Pages

4.15.2012

How to Make Absorbent Breast Pads


As a soon-to-be third time mother I'm in the depths of baby prep. With a 20 month old running around we have many of the items on hand that I need but I've been making a little list of "things to do" and make before baby comes. Breast pads were one of them. They also make great homemade baby shower gifts for expectant mothers. I made some for a friend as well and I thought they looked quite cute all packaged up in a little drawstring bag.


If you read my blog regularly you may have figured out by now that I like finding multiple ways to use things and ways to do things the cheapest. I made a baby quilt for a friend's baby shower (tutorial coming soon!) and lucked out on some queen size cotton batting sheets for 19.99 at Joann Fabrics (regularly 39.99). Plus I had a 20% off coupon. They contained roughly 6 yards of batting which broke down the cost to 3.33 a yard (2.67/yd including the 20% off) versus the normal by the yard cost of 10.99. They were also all-natural which was great. I grabbed two figuring they'd be great to have on hand and they also fit another project I was working on - doublers for cloth diapers. After finishing the baby quilt I had stacks of 4" squares left that I had cut (mental note- you only need half as many quilt squares as patterned squares :) ). They were the perfect size to make reusable breast pads that would fit into a bra for nursing mothers. Cotton tends to be the choice for reusable pads that you can buy in the store as well. I prefer the reusable pads over the disposable one because the plastic lining in the disposable pads is sometimes thought to contribute to excess moisture leading to chapping and thrush. 
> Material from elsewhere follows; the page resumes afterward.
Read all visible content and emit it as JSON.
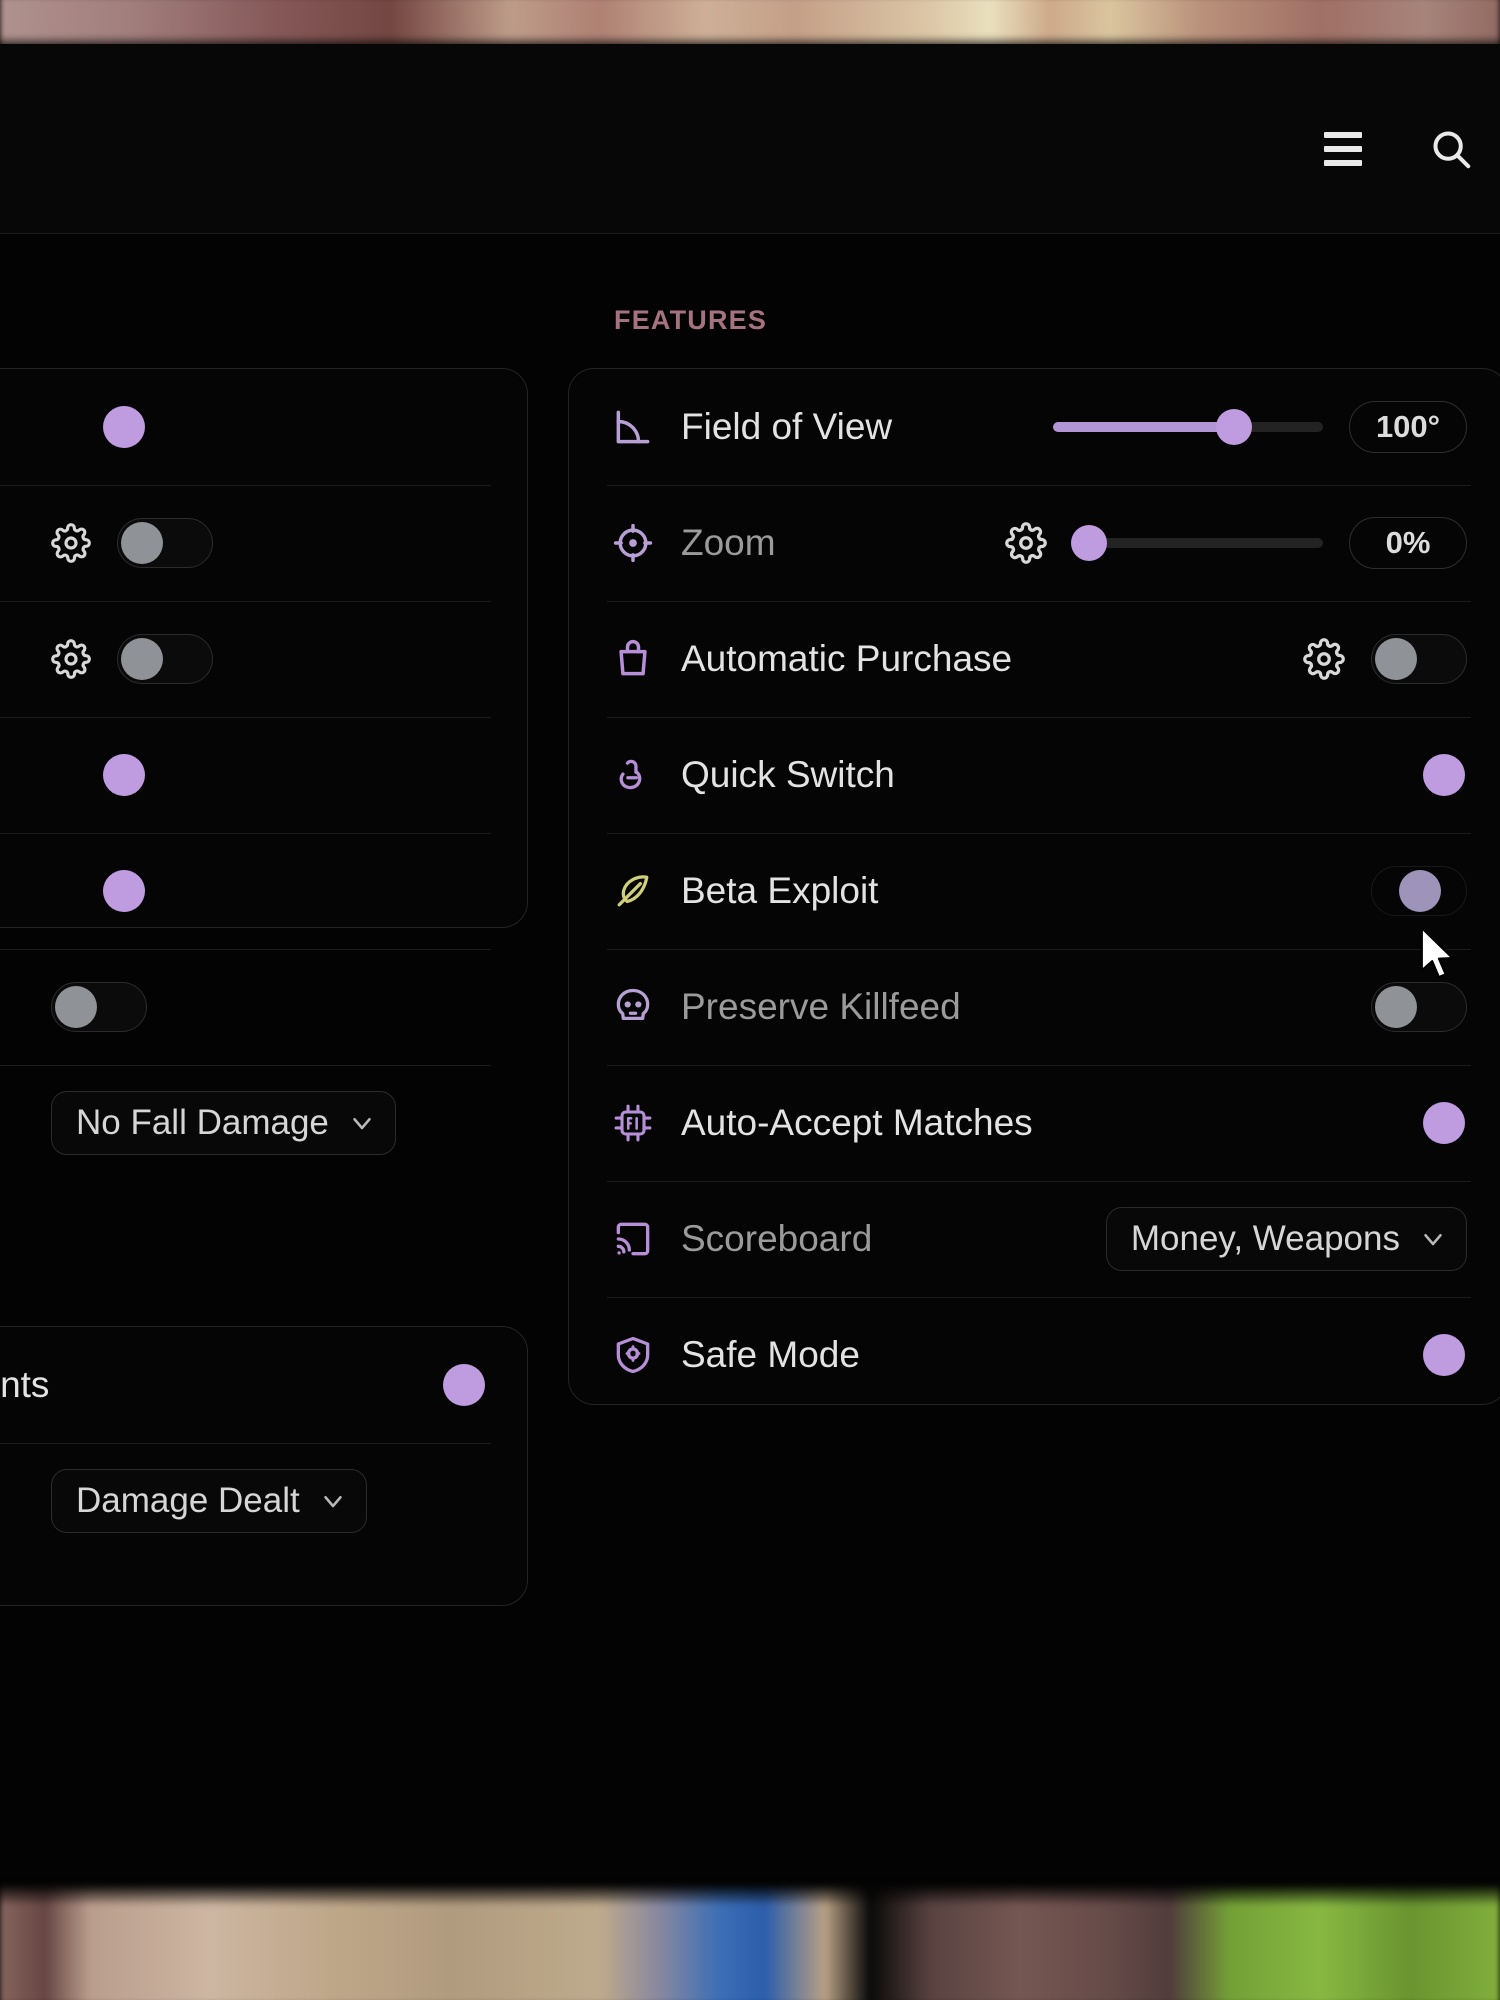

Each set of pads probably took me less than ten minutes. Here's how I did it:

1. Cut 2-3 squares of quilting batting (100% cotton) or use leftover squares. You'll be stacking the batting squares to form the soaking pad so it is a matter of personal preference on how many to use. I used two layers since the batting was nice and thick. 

Square of batting
Find something circular to trace for the pad (or steal your kids compass). I used a Chinet plastic cup. The top had a diameter that took up almost the whole 4" square. Keep in mind that these will shrink a little bit when you wash them the first time so make them a bit bigger than you think you'll need.

Trace around the circular object. I've got two squares under this cup.

I traced with a sharpie. It washed off the first time I washed it since most of the color stays on the fuzzy surface of the batting.
2. On your sewing machine sew with a thin stitching around the circle. You want a total of two "laps" so I just go around the circle twice without stopping. Be sure to do a reverse stitch at the beginning and end which will help strengthen your seams. Sewing in a circle shape can be a bit tricky for beginners so go slowly. The nice added benefit of sewing a circle is that it helps the fabric form a little cup which makes them sit in your bra really smoothly.

Make sure that you have however many squares you'll be using stacked together when you sew. If you seam them individually you'll have to sew them all together later which is a pain. 

Use scissors to cut around the seaming and remove all the excess square fabric.

You'll be left with a nice circular pad.
3. To prevent bunching when you machine wash them you'll want to sew a big "X" on the pad to hold the layers of batting together. I just ran a quick seam horizontally and one vertically. Tie of the threads at the end and snip excess.


Voila! A stash of soaker pads. Each set of two took less than 10 minutes to make so you could churn out a bunch fairly quickly. I washed these with my daughter's clothes and they "compacted" a tiny bit but didn't shrink significantly. 

Two sets of breast pads. Package them in a cute drawstring bag for a great baby shower gift. 
I estimate the cost of two sets to be under a dollar to make, as it used far less than a yard of batting ($3.33/yd). The final cost will vary based on the batting that you purchase. I strongly suggest checking out full quilt batting at this time of year as they usually go on sale at the start of warmer seasons. You can also pretty these up a bit if you want by including a layer of printed or colored flannel on the outside. It will wick moisture away and provide a little "personality".

Happy Sewing! 

(Please link back to my blog to share the tutorial- or contact me at ramblingstump (at) gmail.com for permission to post the full tutorial on your blog with a link back.)





2 comments:

  1. YEP! Wish I knew about this when I was nursing!

    ReplyDelete
  2. Nursing pads are absorbent pads that are used to keep breast milk from leaking or seeping through a woman's bra or shirt. Nursing pads are similar to sanitary towels for your breasts.

    ReplyDelete